Members of the C-Band Alliance on Oct. 22 increased the amount of spectrum they are willing to part with in the United States, aligning their plan more closely with that of the Federal Communications Commission as a deadline for input looms.
Three regional satellite operators with C-band coverage over the United States have complained to U.S. telecom regulators about being left out of a group led by four of the world’s largest satellite operators to arrange a proposed spectrum transfer to the wireless industry.
Intelsat says some satellite operators will be forced to buy new spacecraft if U.S. telecom regulators demand the transfer of 200 or more megahertz of C-band spectrum from satellite operators to cellular companies.
Satellite fleet operator SES of Luxembourg lowered its revenue forecast for its television broadcast market July 27 while forecasting stable growth of data services.
Every three to four years, spectrum regulators convene to set rules on the use of the world’s limited radio frequency resources at an event known as the World Radiocommunication Conference. Next year the United States’ recently formed National Space Council will attend to defend the interest of American satellite companies and influence changes in international space policy.

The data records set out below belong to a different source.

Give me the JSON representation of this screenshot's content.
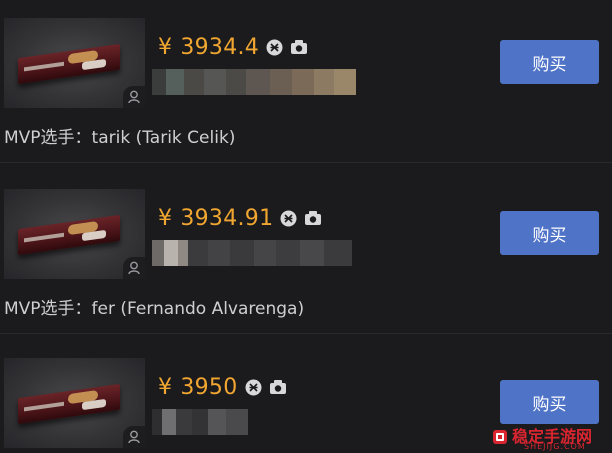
{
  "listings": [
    {
      "currency": "¥",
      "price": "3934.4",
      "mvp_text": "MVP选手：tarik (Tarik Celik)",
      "buy_label": "购买",
      "icons": [
        "wear-badge-icon",
        "sticker-icon",
        "player-icon"
      ]
    },
    {
      "currency": "¥",
      "price": "3934.91",
      "mvp_text": "MVP选手：fer (Fernando Alvarenga)",
      "buy_label": "购买",
      "icons": [
        "wear-badge-icon",
        "sticker-icon",
        "player-icon"
      ]
    },
    {
      "currency": "¥",
      "price": "3950",
      "mvp_text": "",
      "buy_label": "购买",
      "icons": [
        "wear-badge-icon",
        "sticker-icon",
        "player-icon"
      ]
    }
  ],
  "watermark": {
    "name": "稳定手游网",
    "domain": "SHEJIJG.COM"
  },
  "colors": {
    "background": "#1b1b1d",
    "price": "#f0a631",
    "button": "#4f73c7",
    "text": "#cfcfd2",
    "watermark": "#d9252f"
  }
}
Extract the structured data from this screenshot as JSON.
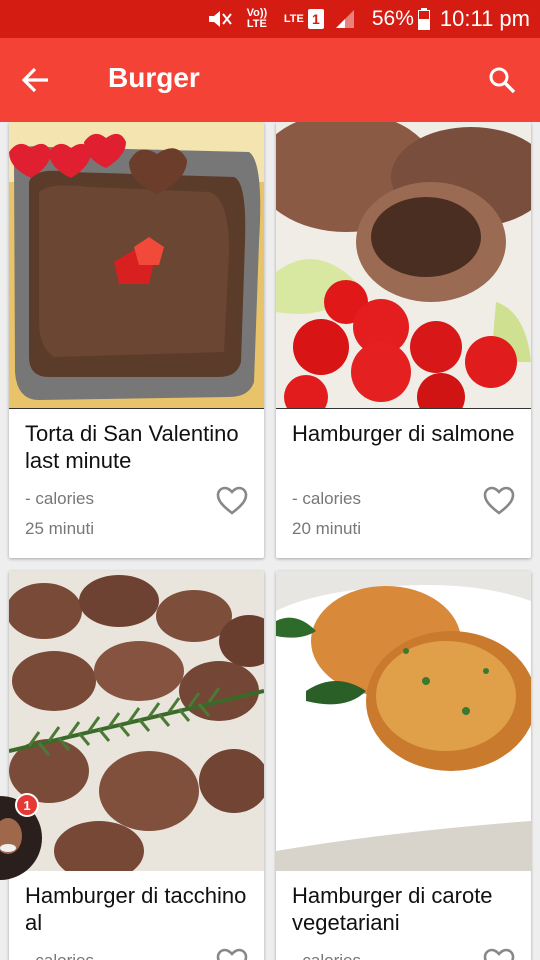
{
  "status_bar": {
    "volte_label": "Vo)) LTE",
    "lte_label": "LTE",
    "sim_label": "1",
    "battery": "56%",
    "time": "10:11 pm"
  },
  "app_bar": {
    "title": "Burger"
  },
  "recipes": [
    {
      "title": "Torta di San Valentino last minute",
      "calories": "- calories",
      "time": "25 minuti"
    },
    {
      "title": "Hamburger di salmone",
      "calories": "- calories",
      "time": "20 minuti"
    },
    {
      "title": "Hamburger di tacchino al",
      "calories": "- calories",
      "time": ""
    },
    {
      "title": "Hamburger di carote vegetariani",
      "calories": "- calories",
      "time": ""
    }
  ],
  "chat_head": {
    "badge_count": "1"
  },
  "colors": {
    "status_bar": "#d41c13",
    "app_bar": "#f44336",
    "background": "#eeeeee"
  }
}
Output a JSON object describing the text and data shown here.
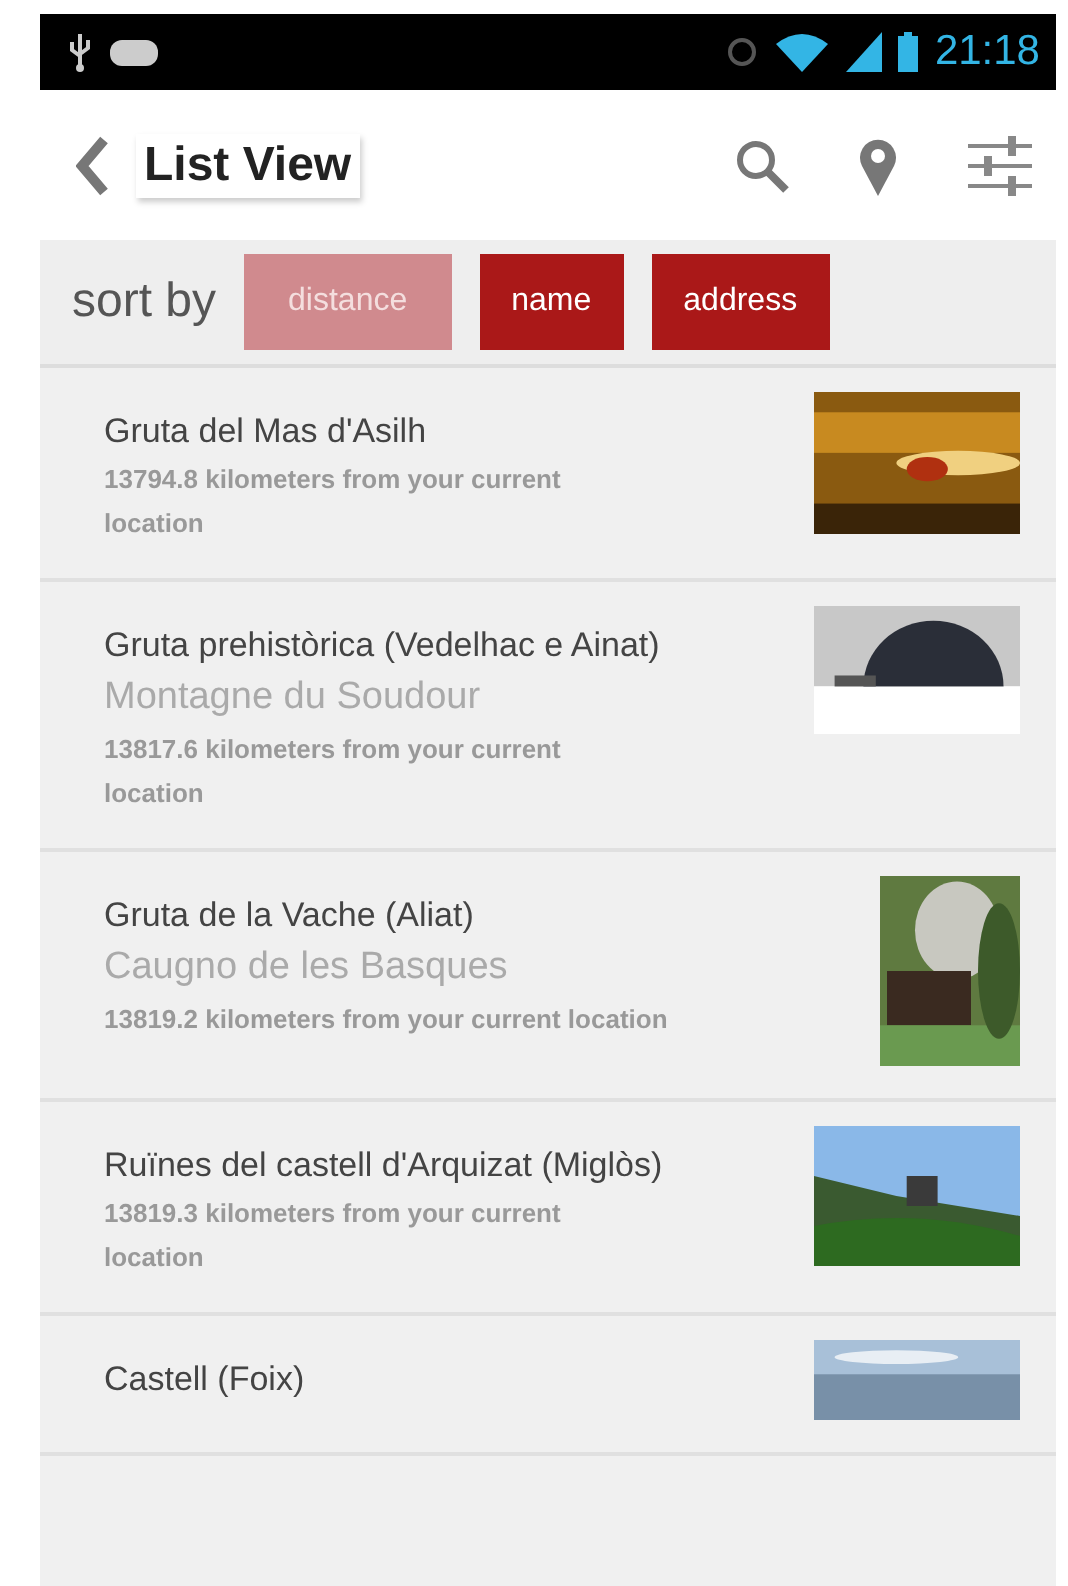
{
  "status_bar": {
    "time": "21:18"
  },
  "header": {
    "title": "List View"
  },
  "sort": {
    "label": "sort by",
    "options": [
      {
        "label": "distance",
        "selected": true
      },
      {
        "label": "name",
        "selected": false
      },
      {
        "label": "address",
        "selected": false
      }
    ]
  },
  "places": [
    {
      "name": "Gruta del Mas d'Asilh",
      "distance": "13794.8 kilometers from your current location"
    },
    {
      "name": "Gruta prehistòrica (Vedelhac e Ainat)",
      "address": "Montagne du Soudour",
      "distance": "13817.6 kilometers from your current location"
    },
    {
      "name": "Gruta de la Vache (Aliat)",
      "address": "Caugno de les Basques",
      "distance": "13819.2 kilometers from your current location"
    },
    {
      "name": "Ruïnes del castell d'Arquizat (Miglòs)",
      "distance": "13819.3 kilometers from your current location"
    },
    {
      "name": "Castell (Foix)"
    }
  ]
}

Satellite operators in Asia say the debate over C-band in the United States is triggering similar discussions in their markets, causing concern that cellular operators could end up in control of the spectrum in other parts of the world.